▶ [Your assignment]:
Write out the entries verbatim and leave the images out of the copy.

════════

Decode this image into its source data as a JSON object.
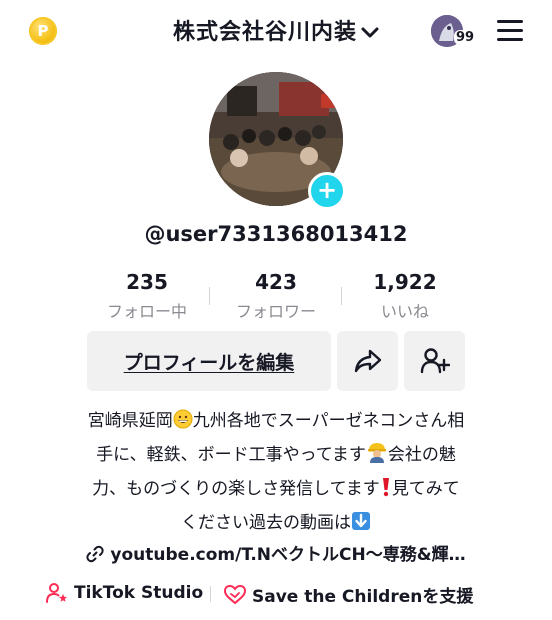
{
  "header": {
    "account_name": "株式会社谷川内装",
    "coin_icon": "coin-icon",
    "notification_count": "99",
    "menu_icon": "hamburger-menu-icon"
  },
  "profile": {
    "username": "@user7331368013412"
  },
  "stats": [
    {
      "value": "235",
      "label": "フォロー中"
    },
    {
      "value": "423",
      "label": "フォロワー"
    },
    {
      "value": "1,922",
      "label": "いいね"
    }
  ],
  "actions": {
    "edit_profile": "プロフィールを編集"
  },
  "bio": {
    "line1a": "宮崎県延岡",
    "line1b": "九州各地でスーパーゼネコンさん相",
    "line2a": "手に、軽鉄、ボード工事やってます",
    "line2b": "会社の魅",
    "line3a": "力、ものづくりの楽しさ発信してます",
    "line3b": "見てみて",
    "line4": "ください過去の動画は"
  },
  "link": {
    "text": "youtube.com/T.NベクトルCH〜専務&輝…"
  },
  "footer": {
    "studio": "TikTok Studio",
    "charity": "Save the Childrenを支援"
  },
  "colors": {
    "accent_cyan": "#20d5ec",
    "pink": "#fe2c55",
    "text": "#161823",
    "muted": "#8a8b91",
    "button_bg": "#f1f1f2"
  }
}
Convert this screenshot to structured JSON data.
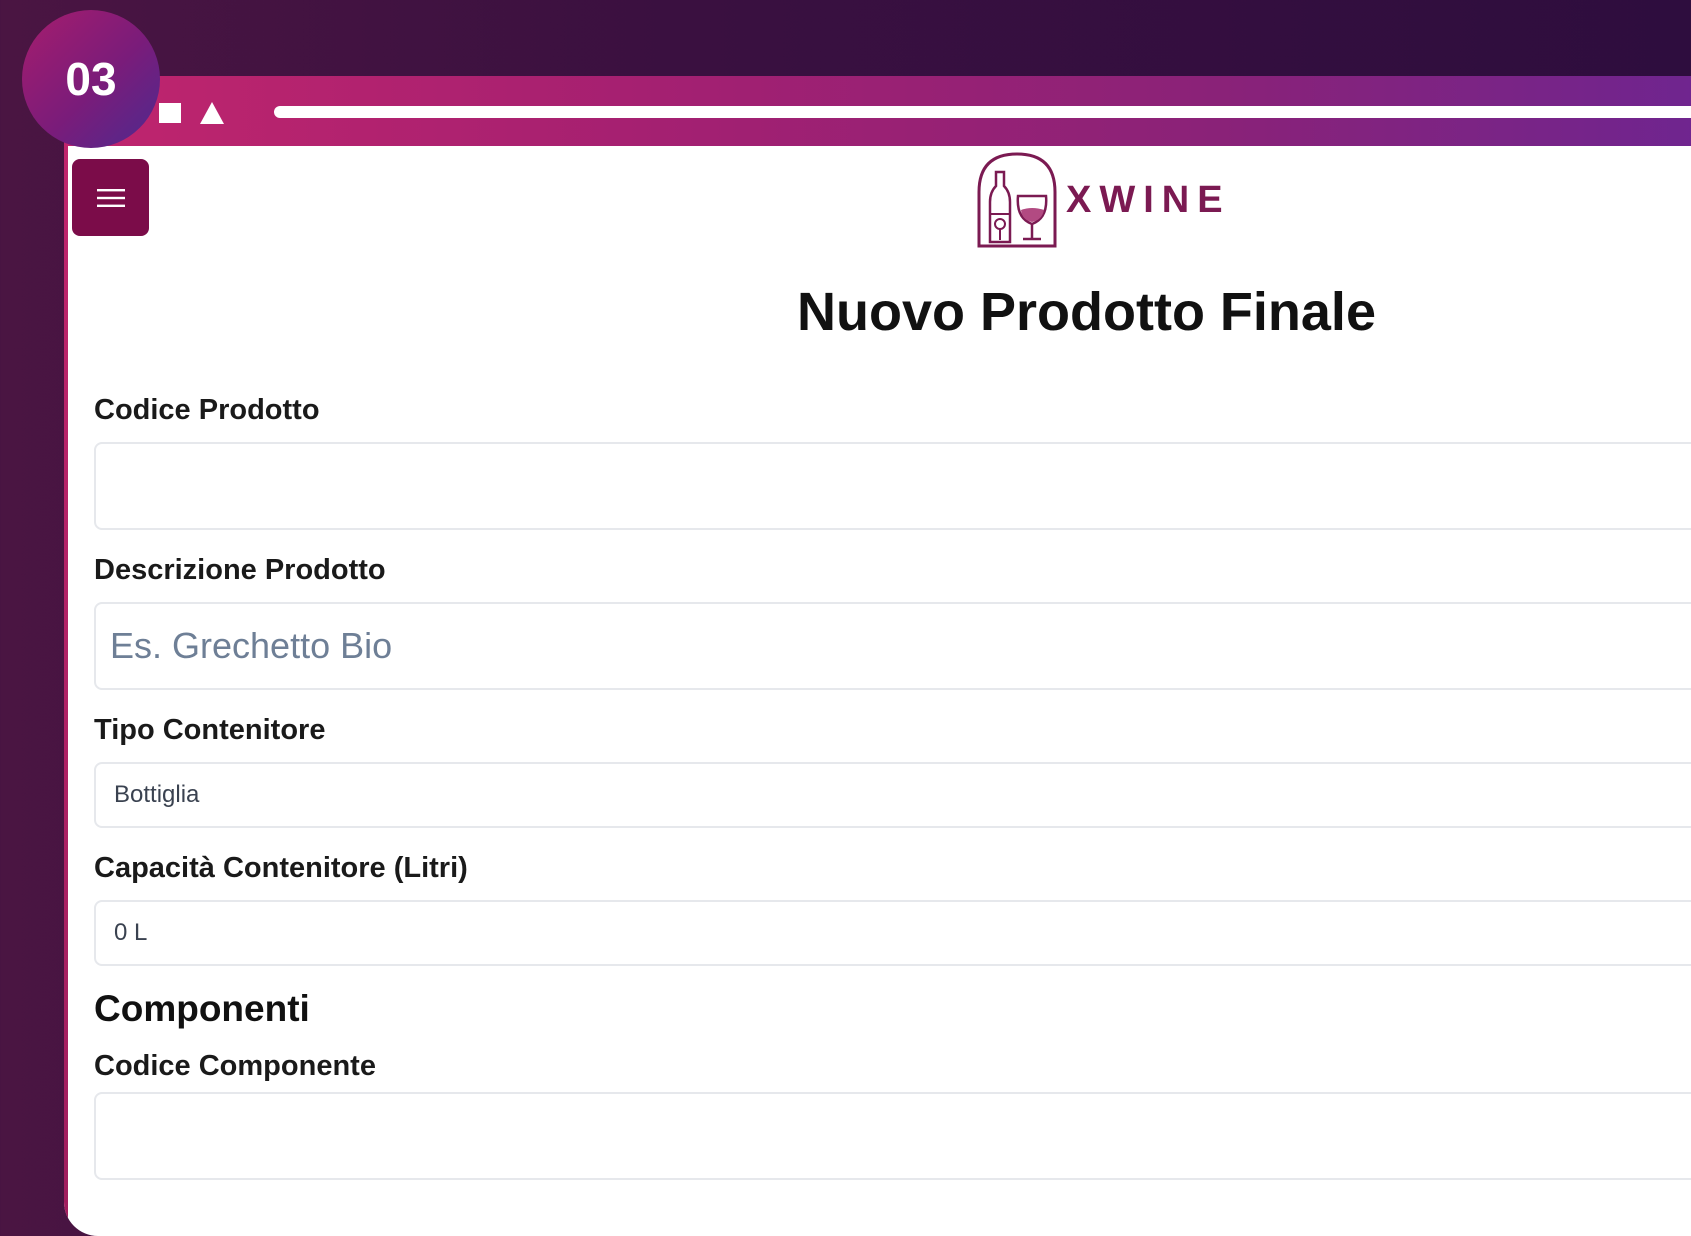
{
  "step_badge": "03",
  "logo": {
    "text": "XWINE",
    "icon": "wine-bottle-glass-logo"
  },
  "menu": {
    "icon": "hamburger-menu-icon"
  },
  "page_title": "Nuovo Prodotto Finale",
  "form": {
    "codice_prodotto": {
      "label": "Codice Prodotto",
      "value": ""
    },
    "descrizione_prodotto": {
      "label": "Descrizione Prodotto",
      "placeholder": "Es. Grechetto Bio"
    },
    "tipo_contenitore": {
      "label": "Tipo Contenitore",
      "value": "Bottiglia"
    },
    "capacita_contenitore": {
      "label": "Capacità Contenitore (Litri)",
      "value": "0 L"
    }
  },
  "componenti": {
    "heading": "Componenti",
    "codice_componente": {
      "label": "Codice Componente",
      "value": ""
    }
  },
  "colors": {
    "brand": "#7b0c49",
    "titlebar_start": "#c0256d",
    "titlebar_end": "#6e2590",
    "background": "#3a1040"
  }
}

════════

▶ [Task answer]:
Decode this image into its source data as a JSON object.
{
  "header": {
    "account_name": "株式会社谷川内装",
    "coin_icon": "coin-icon",
    "notification_count": "99",
    "menu_icon": "hamburger-menu-icon"
  },
  "profile": {
    "username": "@user7331368013412"
  },
  "stats": [
    {
      "value": "235",
      "label": "フォロー中"
    },
    {
      "value": "423",
      "label": "フォロワー"
    },
    {
      "value": "1,922",
      "label": "いいね"
    }
  ],
  "actions": {
    "edit_profile": "プロフィールを編集"
  },
  "bio": {
    "line1a": "宮崎県延岡",
    "line1b": "九州各地でスーパーゼネコンさん相",
    "line2a": "手に、軽鉄、ボード工事やってます",
    "line2b": "会社の魅",
    "line3a": "力、ものづくりの楽しさ発信してます",
    "line3b": "見てみて",
    "line4": "ください過去の動画は"
  },
  "link": {
    "text": "youtube.com/T.NベクトルCH〜専務&輝…"
  },
  "footer": {
    "studio": "TikTok Studio",
    "charity": "Save the Childrenを支援"
  },
  "colors": {
    "accent_cyan": "#20d5ec",
    "pink": "#fe2c55",
    "text": "#161823",
    "muted": "#8a8b91",
    "button_bg": "#f1f1f2"
  }
}
Convert this screenshot to structured JSON data.
{
  "step_badge": "03",
  "logo": {
    "text": "XWINE",
    "icon": "wine-bottle-glass-logo"
  },
  "menu": {
    "icon": "hamburger-menu-icon"
  },
  "page_title": "Nuovo Prodotto Finale",
  "form": {
    "codice_prodotto": {
      "label": "Codice Prodotto",
      "value": ""
    },
    "descrizione_prodotto": {
      "label": "Descrizione Prodotto",
      "placeholder": "Es. Grechetto Bio"
    },
    "tipo_contenitore": {
      "label": "Tipo Contenitore",
      "value": "Bottiglia"
    },
    "capacita_contenitore": {
      "label": "Capacità Contenitore (Litri)",
      "value": "0 L"
    }
  },
  "componenti": {
    "heading": "Componenti",
    "codice_componente": {
      "label": "Codice Componente",
      "value": ""
    }
  },
  "colors": {
    "brand": "#7b0c49",
    "titlebar_start": "#c0256d",
    "titlebar_end": "#6e2590",
    "background": "#3a1040"
  }
}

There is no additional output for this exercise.